O2 Ireland will tomorrow launch the i-mode mobile internet service to pre-pay and post-pay customers, becoming the 14th operator in the world to roll out the service developed by Japan’s NTT DoCoMo. The service will be accessible via O2 Ireland’s GPRS and W-CDMA networks, and three i-mode handsets – the NEC N3431, Samsung S500I and Samsung Z320I – will be available from Friday. The trio of phones are the cellco’s first batch of commercially available 3G handsets.
In August 2002 O2 was awarded a class B UMTS concession, for which it paid EUR44.4 million up front from a total EUR114.3 million phased over 15 years. It began trialling 3G data services in Dublin in December 2003, and extended the pilot to include Cork, Limerick, Galway, Waterford and Kilkenny in April 2004. In September 2004 O2 launched its ‘Connection Manager’ integrated mobile data card, which offers a combined GPRS, W-CDMA and Wireless LAN service for PC and laptop users. The datacard service offers high speed mobile data access by automatically selecting the best technology available in any given area, including the company’s 22 W-LAN hotspots in hotels and railway stations across the country.
However, it was not until June 2005 that the cellco announced plans to launch commercial 3G services, saying first that it would begin offering the technology before Christmas before eventually settling on the October date. Its 3G i-mode service will be offered in direct competition to the Vodafone Live! multimedia content platform of rival Vodafone Ireland. Vodafone has been offering 3G handsets since November 2004. A third 3G operator, Hutchison 3G, launched commercial UMTS services in July.

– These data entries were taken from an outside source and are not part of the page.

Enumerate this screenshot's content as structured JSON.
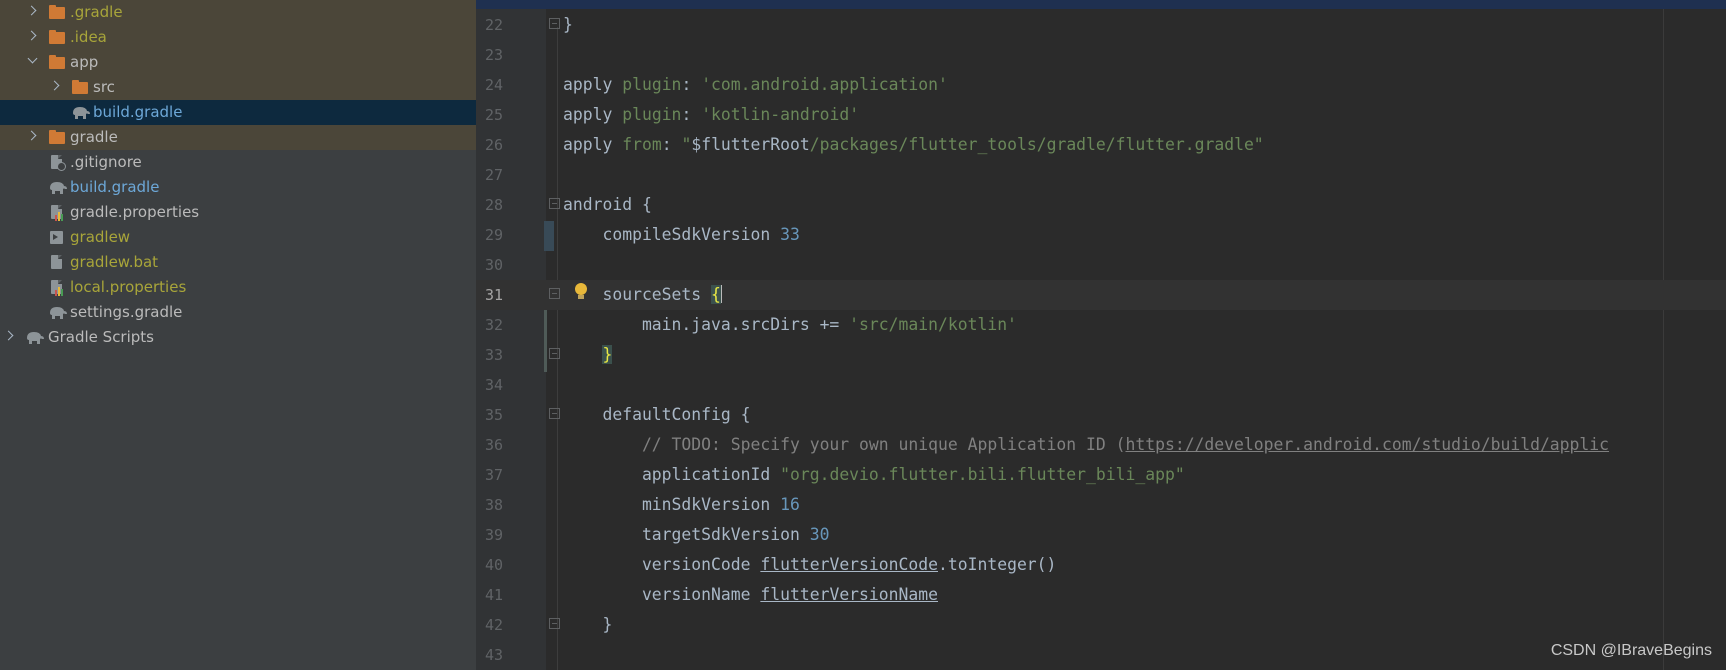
{
  "project_tree": {
    "items": [
      {
        "label": ".gradle"
      },
      {
        "label": ".idea"
      },
      {
        "label": "app"
      },
      {
        "label": "src"
      },
      {
        "label": "build.gradle"
      },
      {
        "label": "gradle"
      },
      {
        "label": ".gitignore"
      },
      {
        "label": "build.gradle"
      },
      {
        "label": "gradle.properties"
      },
      {
        "label": "gradlew"
      },
      {
        "label": "gradlew.bat"
      },
      {
        "label": "local.properties"
      },
      {
        "label": "settings.gradle"
      },
      {
        "label": "Gradle Scripts"
      }
    ]
  },
  "editor": {
    "lines": [
      {
        "num": "22",
        "segs": [
          {
            "t": "}",
            "c": "k"
          }
        ]
      },
      {
        "num": "23",
        "segs": []
      },
      {
        "num": "24",
        "segs": [
          {
            "t": "apply ",
            "c": "k"
          },
          {
            "t": "plugin",
            "c": "g"
          },
          {
            "t": ": ",
            "c": "k"
          },
          {
            "t": "'com.android.application'",
            "c": "g"
          }
        ]
      },
      {
        "num": "25",
        "segs": [
          {
            "t": "apply ",
            "c": "k"
          },
          {
            "t": "plugin",
            "c": "g"
          },
          {
            "t": ": ",
            "c": "k"
          },
          {
            "t": "'kotlin-android'",
            "c": "g"
          }
        ]
      },
      {
        "num": "26",
        "segs": [
          {
            "t": "apply ",
            "c": "k"
          },
          {
            "t": "from",
            "c": "g"
          },
          {
            "t": ": ",
            "c": "k"
          },
          {
            "t": "\"",
            "c": "g"
          },
          {
            "t": "$flutterRoot",
            "c": "k"
          },
          {
            "t": "/packages/flutter_tools/gradle/flutter.gradle\"",
            "c": "g"
          }
        ]
      },
      {
        "num": "27",
        "segs": []
      },
      {
        "num": "28",
        "segs": [
          {
            "t": "android {",
            "c": "k"
          }
        ]
      },
      {
        "num": "29",
        "segs": [
          {
            "t": "    compileSdkVersion ",
            "c": "k"
          },
          {
            "t": "33",
            "c": "n"
          }
        ]
      },
      {
        "num": "30",
        "segs": []
      },
      {
        "num": "31",
        "segs": [
          {
            "t": "    sourceSets ",
            "c": "k"
          },
          {
            "t": "{",
            "c": "bm"
          }
        ]
      },
      {
        "num": "32",
        "segs": [
          {
            "t": "        main.java.srcDirs += ",
            "c": "k"
          },
          {
            "t": "'src/main/kotlin'",
            "c": "g"
          }
        ]
      },
      {
        "num": "33",
        "segs": [
          {
            "t": "    ",
            "c": "k"
          },
          {
            "t": "}",
            "c": "bm"
          }
        ]
      },
      {
        "num": "34",
        "segs": []
      },
      {
        "num": "35",
        "segs": [
          {
            "t": "    defaultConfig {",
            "c": "k"
          }
        ]
      },
      {
        "num": "36",
        "segs": [
          {
            "t": "        // TODO: Specify your own unique Application ID (",
            "c": "cm"
          },
          {
            "t": "https://developer.android.com/studio/build/applic",
            "c": "cm ul"
          }
        ]
      },
      {
        "num": "37",
        "segs": [
          {
            "t": "        applicationId ",
            "c": "k"
          },
          {
            "t": "\"org.devio.flutter.bili.flutter_bili_app\"",
            "c": "g"
          }
        ]
      },
      {
        "num": "38",
        "segs": [
          {
            "t": "        minSdkVersion ",
            "c": "k"
          },
          {
            "t": "16",
            "c": "n"
          }
        ]
      },
      {
        "num": "39",
        "segs": [
          {
            "t": "        targetSdkVersion ",
            "c": "k"
          },
          {
            "t": "30",
            "c": "n"
          }
        ]
      },
      {
        "num": "40",
        "segs": [
          {
            "t": "        versionCode ",
            "c": "k"
          },
          {
            "t": "flutterVersionCode",
            "c": "k ul"
          },
          {
            "t": ".toInteger()",
            "c": "k"
          }
        ]
      },
      {
        "num": "41",
        "segs": [
          {
            "t": "        versionName ",
            "c": "k"
          },
          {
            "t": "flutterVersionName",
            "c": "k ul"
          }
        ]
      },
      {
        "num": "42",
        "segs": [
          {
            "t": "    }",
            "c": "k"
          }
        ]
      },
      {
        "num": "43",
        "segs": []
      }
    ]
  },
  "watermark": "CSDN @IBraveBegins"
}
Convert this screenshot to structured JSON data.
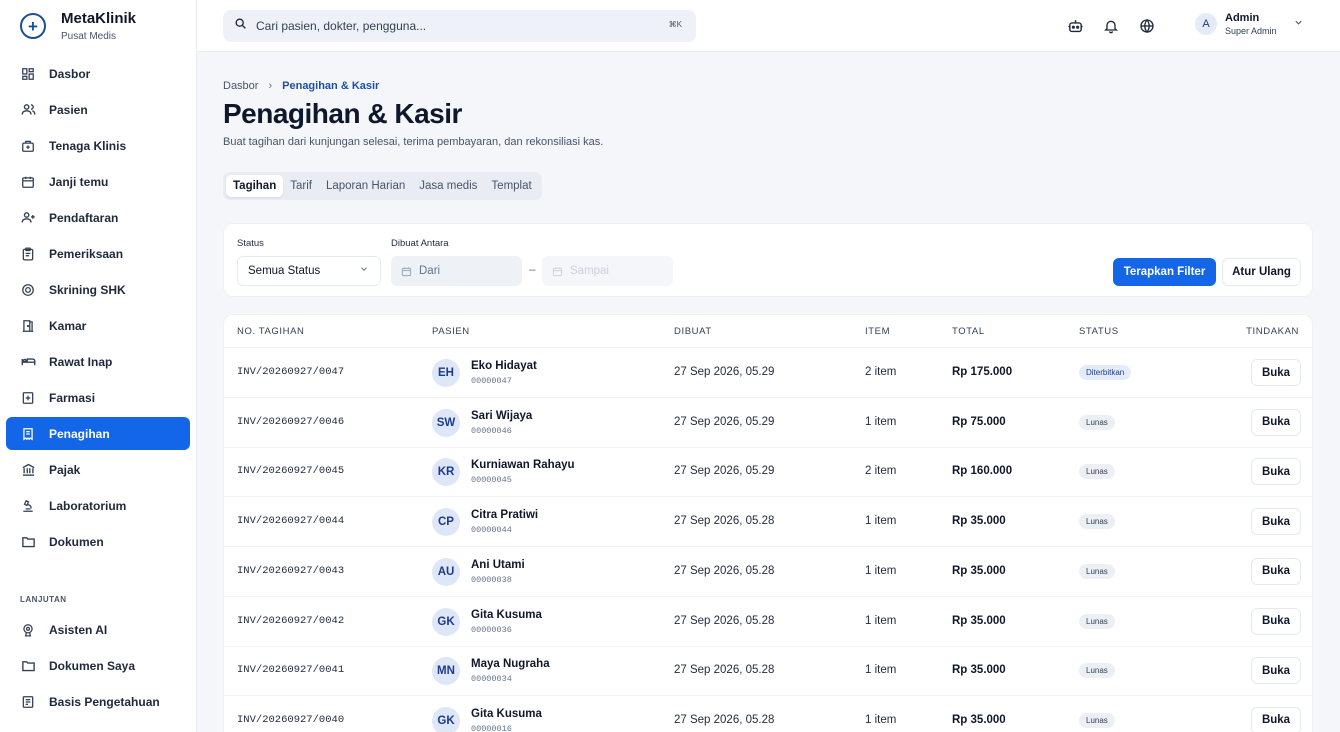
{
  "brand": {
    "name": "MetaKlinik",
    "subtitle": "Pusat Medis"
  },
  "sidebar": {
    "items": [
      {
        "label": "Dasbor",
        "icon": "grid-icon"
      },
      {
        "label": "Pasien",
        "icon": "users-icon"
      },
      {
        "label": "Tenaga Klinis",
        "icon": "medical-bag-icon"
      },
      {
        "label": "Janji temu",
        "icon": "calendar-icon"
      },
      {
        "label": "Pendaftaran",
        "icon": "user-plus-icon"
      },
      {
        "label": "Pemeriksaan",
        "icon": "clipboard-icon"
      },
      {
        "label": "Skrining SHK",
        "icon": "target-icon"
      },
      {
        "label": "Kamar",
        "icon": "door-icon"
      },
      {
        "label": "Rawat Inap",
        "icon": "bed-icon"
      },
      {
        "label": "Farmasi",
        "icon": "pharmacy-icon"
      },
      {
        "label": "Penagihan",
        "icon": "receipt-icon",
        "active": true
      },
      {
        "label": "Pajak",
        "icon": "bank-icon"
      },
      {
        "label": "Laboratorium",
        "icon": "microscope-icon"
      },
      {
        "label": "Dokumen",
        "icon": "folder-icon"
      }
    ],
    "section_label": "LANJUTAN",
    "advanced_items": [
      {
        "label": "Asisten AI",
        "icon": "ai-icon"
      },
      {
        "label": "Dokumen Saya",
        "icon": "folder-icon"
      },
      {
        "label": "Basis Pengetahuan",
        "icon": "book-icon"
      }
    ]
  },
  "header": {
    "search_placeholder": "Cari pasien, dokter, pengguna...",
    "shortcut": "⌘K",
    "user": {
      "initial": "A",
      "name": "Admin",
      "role": "Super Admin"
    }
  },
  "breadcrumb": {
    "parent": "Dasbor",
    "current": "Penagihan & Kasir"
  },
  "page": {
    "title": "Penagihan & Kasir",
    "description": "Buat tagihan dari kunjungan selesai, terima pembayaran, dan rekonsiliasi kas."
  },
  "tabs": [
    {
      "label": "Tagihan",
      "active": true
    },
    {
      "label": "Tarif"
    },
    {
      "label": "Laporan Harian"
    },
    {
      "label": "Jasa medis"
    },
    {
      "label": "Templat"
    }
  ],
  "filter": {
    "status_label": "Status",
    "status_value": "Semua Status",
    "date_label": "Dibuat Antara",
    "from_placeholder": "Dari",
    "to_placeholder": "Sampai",
    "apply_label": "Terapkan Filter",
    "reset_label": "Atur Ulang"
  },
  "table": {
    "columns": [
      "NO. TAGIHAN",
      "PASIEN",
      "DIBUAT",
      "ITEM",
      "TOTAL",
      "STATUS",
      "TINDAKAN"
    ],
    "action_label": "Buka",
    "rows": [
      {
        "invoice": "INV/20260927/0047",
        "initials": "EH",
        "name": "Eko Hidayat",
        "mrn": "00000047",
        "created": "27 Sep 2026, 05.29",
        "items": "2 item",
        "total": "Rp 175.000",
        "status": "Diterbitkan",
        "status_type": "issued"
      },
      {
        "invoice": "INV/20260927/0046",
        "initials": "SW",
        "name": "Sari Wijaya",
        "mrn": "00000046",
        "created": "27 Sep 2026, 05.29",
        "items": "1 item",
        "total": "Rp 75.000",
        "status": "Lunas",
        "status_type": "paid"
      },
      {
        "invoice": "INV/20260927/0045",
        "initials": "KR",
        "name": "Kurniawan Rahayu",
        "mrn": "00000045",
        "created": "27 Sep 2026, 05.29",
        "items": "2 item",
        "total": "Rp 160.000",
        "status": "Lunas",
        "status_type": "paid"
      },
      {
        "invoice": "INV/20260927/0044",
        "initials": "CP",
        "name": "Citra Pratiwi",
        "mrn": "00000044",
        "created": "27 Sep 2026, 05.28",
        "items": "1 item",
        "total": "Rp 35.000",
        "status": "Lunas",
        "status_type": "paid"
      },
      {
        "invoice": "INV/20260927/0043",
        "initials": "AU",
        "name": "Ani Utami",
        "mrn": "00000038",
        "created": "27 Sep 2026, 05.28",
        "items": "1 item",
        "total": "Rp 35.000",
        "status": "Lunas",
        "status_type": "paid"
      },
      {
        "invoice": "INV/20260927/0042",
        "initials": "GK",
        "name": "Gita Kusuma",
        "mrn": "00000036",
        "created": "27 Sep 2026, 05.28",
        "items": "1 item",
        "total": "Rp 35.000",
        "status": "Lunas",
        "status_type": "paid"
      },
      {
        "invoice": "INV/20260927/0041",
        "initials": "MN",
        "name": "Maya Nugraha",
        "mrn": "00000034",
        "created": "27 Sep 2026, 05.28",
        "items": "1 item",
        "total": "Rp 35.000",
        "status": "Lunas",
        "status_type": "paid"
      },
      {
        "invoice": "INV/20260927/0040",
        "initials": "GK",
        "name": "Gita Kusuma",
        "mrn": "00000016",
        "created": "27 Sep 2026, 05.28",
        "items": "1 item",
        "total": "Rp 35.000",
        "status": "Lunas",
        "status_type": "paid"
      }
    ]
  }
}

The introduction of 3G services is seen as vital to kick-start growth for O2, after subscriber take-up slowed to a virtual standstill by the middle of 2005, and the cause of its decision to delay the 3G launch is not entirely clear. The most likely reason for the indecision is purely financial. After committing to such a heavy outlay in purchasing the 3G concession, it is thought that O2 wanted to gauge the near-saturated market’s readiness for next generation services before it ploughed more money into commercial rollout. The O2 Group contracted Lucent to assess its Europe-wide wireless infrastructure in February 2003, in the hope that the US company might unearth a means of optimising its existing voice, SMS, MMS and data services to lessen the financial impact of an upgrade to 3G. Lucent was handed the task of building out O2’s W-CDMA networks in Ireland, the UK and Germany four months later.